_Prompt:_
Say how many lines of the records include the string "type". Nothing else belongs in the answer.

(Beginning of Exercise data)

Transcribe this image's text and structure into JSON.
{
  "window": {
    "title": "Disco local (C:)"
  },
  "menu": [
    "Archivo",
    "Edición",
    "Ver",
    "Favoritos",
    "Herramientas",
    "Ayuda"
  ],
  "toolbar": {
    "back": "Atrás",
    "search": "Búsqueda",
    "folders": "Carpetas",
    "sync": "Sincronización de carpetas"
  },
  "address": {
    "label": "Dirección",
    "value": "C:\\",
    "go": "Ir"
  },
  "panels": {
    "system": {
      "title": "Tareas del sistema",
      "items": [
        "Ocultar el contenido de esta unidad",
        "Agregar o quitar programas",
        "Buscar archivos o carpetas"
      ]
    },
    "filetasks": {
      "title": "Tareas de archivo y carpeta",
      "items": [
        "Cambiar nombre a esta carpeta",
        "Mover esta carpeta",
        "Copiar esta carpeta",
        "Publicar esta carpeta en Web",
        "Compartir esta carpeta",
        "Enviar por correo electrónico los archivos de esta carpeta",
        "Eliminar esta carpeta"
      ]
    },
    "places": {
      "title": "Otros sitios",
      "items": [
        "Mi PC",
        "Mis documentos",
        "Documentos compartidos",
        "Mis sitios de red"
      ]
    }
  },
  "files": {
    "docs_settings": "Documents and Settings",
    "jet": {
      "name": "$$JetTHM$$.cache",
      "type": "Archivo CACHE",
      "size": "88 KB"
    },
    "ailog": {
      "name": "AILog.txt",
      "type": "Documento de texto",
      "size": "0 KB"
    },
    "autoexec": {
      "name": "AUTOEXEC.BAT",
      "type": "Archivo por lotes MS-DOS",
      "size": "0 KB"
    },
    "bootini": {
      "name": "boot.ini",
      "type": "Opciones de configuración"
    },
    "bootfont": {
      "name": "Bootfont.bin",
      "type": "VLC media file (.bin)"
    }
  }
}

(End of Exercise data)

_Your response:_
5